The brand claims it’s about more than just filler.
Fast food is an unlikely industry to help save the planet, but Sonic recently announced it wants to try to do its part. The 3,500-plus-location burger chain is adding a mushroom burger – not a burger topped with mushrooms, or a burger patty swapped for a portobello, but a burger where the patty is blended with mushrooms to help reduce beef consumption – joining the growing “Blended Burger” initiative.

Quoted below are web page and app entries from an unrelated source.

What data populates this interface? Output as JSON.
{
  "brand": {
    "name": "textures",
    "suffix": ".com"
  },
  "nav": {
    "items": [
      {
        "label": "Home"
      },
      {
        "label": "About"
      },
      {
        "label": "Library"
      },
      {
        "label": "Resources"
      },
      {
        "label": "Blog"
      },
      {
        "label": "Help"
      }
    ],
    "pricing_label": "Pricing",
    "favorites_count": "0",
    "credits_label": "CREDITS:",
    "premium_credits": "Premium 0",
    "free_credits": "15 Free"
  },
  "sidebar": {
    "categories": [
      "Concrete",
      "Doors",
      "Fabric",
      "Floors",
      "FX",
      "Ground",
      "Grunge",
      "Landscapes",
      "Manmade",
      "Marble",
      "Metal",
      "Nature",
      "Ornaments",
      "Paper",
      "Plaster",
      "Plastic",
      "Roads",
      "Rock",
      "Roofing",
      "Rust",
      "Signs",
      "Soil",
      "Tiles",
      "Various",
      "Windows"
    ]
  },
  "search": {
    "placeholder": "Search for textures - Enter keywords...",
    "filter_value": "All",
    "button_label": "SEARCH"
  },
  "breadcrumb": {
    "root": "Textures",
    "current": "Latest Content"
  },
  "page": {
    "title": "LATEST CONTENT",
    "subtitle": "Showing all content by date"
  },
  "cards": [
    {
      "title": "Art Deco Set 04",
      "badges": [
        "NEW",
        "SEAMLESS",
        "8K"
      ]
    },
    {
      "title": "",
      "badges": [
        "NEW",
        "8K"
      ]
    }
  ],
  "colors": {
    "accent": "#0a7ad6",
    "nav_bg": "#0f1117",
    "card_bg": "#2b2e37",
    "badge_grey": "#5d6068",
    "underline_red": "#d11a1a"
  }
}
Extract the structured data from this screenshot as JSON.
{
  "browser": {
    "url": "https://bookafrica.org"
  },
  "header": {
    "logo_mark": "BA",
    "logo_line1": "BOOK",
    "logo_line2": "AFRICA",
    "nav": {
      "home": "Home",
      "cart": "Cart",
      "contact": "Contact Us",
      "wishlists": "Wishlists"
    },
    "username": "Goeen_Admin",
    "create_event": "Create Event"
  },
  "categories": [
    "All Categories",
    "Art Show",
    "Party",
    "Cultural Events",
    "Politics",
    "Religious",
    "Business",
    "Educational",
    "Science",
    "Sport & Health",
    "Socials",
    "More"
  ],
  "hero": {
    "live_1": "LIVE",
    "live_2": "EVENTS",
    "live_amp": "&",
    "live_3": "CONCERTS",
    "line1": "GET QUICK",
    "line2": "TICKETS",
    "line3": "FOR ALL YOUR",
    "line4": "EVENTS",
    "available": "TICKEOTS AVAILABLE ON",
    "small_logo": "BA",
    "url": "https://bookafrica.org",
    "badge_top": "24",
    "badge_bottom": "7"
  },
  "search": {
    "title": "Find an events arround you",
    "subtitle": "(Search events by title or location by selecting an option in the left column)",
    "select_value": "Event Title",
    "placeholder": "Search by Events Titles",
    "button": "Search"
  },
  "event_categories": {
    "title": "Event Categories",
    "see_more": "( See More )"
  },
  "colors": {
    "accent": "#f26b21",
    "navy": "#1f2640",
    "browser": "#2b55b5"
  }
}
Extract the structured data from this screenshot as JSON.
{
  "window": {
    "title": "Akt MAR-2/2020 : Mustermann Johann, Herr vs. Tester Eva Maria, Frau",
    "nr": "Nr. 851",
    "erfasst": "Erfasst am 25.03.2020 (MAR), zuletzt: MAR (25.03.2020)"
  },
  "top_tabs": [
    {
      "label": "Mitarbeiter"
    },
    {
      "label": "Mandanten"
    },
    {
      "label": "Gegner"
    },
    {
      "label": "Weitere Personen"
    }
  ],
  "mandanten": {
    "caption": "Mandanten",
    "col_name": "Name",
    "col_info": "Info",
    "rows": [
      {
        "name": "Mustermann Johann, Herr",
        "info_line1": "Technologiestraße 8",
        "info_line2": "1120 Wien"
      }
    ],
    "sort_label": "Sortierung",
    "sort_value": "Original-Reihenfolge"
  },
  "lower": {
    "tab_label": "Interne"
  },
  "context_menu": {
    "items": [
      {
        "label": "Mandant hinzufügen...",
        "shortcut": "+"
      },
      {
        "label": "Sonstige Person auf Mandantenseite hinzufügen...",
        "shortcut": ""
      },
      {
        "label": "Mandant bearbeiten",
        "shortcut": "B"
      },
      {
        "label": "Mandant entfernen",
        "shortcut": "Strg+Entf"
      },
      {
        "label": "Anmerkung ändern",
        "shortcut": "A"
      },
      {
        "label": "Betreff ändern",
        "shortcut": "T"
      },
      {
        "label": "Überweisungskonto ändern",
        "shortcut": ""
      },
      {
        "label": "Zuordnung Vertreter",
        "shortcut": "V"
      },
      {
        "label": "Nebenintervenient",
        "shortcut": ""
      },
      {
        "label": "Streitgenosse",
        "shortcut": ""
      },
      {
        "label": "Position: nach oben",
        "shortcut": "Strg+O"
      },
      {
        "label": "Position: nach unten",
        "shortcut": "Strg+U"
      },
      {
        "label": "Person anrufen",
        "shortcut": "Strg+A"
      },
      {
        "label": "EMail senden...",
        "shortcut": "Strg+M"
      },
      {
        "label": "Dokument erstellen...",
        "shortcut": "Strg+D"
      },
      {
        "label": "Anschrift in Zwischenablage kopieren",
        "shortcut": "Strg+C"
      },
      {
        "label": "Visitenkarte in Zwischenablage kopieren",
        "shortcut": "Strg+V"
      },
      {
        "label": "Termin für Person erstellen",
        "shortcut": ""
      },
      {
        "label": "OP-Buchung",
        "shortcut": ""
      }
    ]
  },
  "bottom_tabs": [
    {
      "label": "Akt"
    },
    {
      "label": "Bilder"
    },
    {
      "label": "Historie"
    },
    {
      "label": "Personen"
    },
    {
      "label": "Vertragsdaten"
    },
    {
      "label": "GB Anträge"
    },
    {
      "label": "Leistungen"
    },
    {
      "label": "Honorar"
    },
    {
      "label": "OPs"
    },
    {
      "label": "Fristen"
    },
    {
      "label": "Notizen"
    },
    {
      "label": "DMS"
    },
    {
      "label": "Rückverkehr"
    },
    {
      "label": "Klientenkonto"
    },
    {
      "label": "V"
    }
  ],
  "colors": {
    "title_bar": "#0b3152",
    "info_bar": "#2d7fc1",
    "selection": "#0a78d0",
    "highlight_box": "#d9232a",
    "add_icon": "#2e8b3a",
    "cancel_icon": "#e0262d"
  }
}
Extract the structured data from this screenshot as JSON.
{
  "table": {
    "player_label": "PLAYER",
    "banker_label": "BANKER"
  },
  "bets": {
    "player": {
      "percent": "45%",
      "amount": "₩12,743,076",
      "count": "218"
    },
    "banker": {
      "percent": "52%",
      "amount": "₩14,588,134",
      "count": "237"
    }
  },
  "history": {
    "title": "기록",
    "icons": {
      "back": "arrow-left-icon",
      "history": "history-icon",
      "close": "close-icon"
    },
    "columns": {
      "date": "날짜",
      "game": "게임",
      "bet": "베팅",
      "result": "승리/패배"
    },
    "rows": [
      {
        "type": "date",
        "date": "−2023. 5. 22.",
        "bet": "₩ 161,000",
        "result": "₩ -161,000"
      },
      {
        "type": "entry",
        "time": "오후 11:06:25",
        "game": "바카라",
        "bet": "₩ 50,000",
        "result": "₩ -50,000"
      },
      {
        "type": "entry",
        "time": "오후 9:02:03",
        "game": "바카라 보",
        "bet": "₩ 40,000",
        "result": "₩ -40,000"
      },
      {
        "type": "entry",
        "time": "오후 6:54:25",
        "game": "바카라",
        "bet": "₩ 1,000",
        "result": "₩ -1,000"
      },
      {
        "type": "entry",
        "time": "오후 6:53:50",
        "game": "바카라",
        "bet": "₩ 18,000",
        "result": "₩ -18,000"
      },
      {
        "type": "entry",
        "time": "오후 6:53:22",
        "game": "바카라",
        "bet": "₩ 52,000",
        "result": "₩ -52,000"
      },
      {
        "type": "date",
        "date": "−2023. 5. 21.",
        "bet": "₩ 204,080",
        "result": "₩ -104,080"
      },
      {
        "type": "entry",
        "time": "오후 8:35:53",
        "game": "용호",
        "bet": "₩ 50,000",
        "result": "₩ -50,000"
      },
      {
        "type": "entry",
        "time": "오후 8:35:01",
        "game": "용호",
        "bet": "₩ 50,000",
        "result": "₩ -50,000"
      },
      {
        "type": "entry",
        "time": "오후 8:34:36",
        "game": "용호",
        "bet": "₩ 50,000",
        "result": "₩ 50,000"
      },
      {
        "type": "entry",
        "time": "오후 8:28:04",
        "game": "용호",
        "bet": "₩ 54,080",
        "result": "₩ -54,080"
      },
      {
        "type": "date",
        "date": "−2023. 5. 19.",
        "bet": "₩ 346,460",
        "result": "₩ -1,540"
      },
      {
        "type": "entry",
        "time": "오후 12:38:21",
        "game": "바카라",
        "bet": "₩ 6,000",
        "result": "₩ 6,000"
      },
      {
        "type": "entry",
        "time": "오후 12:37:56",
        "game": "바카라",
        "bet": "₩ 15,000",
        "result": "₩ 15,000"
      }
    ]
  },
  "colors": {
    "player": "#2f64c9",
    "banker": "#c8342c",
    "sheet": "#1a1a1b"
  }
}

Originally conceived by the Mushroom Council, an industry trade group, the Blended Burger project suggests that by blending beef patties to include about 25 to 30 percent of mushroom, chefs can offer a burger option that is both healthier and better for the environment without sacrificing taste. Deemed more than just a mushroom marketing ploy, the concept has seen support from Menus of Change, a collaboration between The Culinary Institute of America and Harvard T.H. Chan School of Public Health that seeks to push “healthy, sustainable, delicious food choices,” and the James Beard Foundation. A number of high-profile chefs have given these beef-mushroom blend burgers a try, as well as some colleges and universities, but Sonic will be the first fast food chain to test out a “blended burger” on its menu.
The chain has dubbed their take the “Sonic Slinger” and plans to test the new burger, which is somewhere between slider and a full-sized patty, in several markets for 60 days starting at the end of August. Scott Uehlein, Sonic’s vice president of product innovation and development, told Nation’s Restaurant News that the initial response with focus groups has been one of “disbelief” and “excitement.” “My hope is that a year from now we’ll be standing here talking about a national rollout,” he was quoted as saying.
Interestingly, despite this blend being touted for its health and environmental benefits, Sonic doesn’t plan to use that in its Slinger marketing. Instead, advertising for the burger, which will be pushed as a premium steakhouse-style option, will focus on taste. Convincing people to eat healthier without them knowing it? That could be the most novel idea of this whole plan.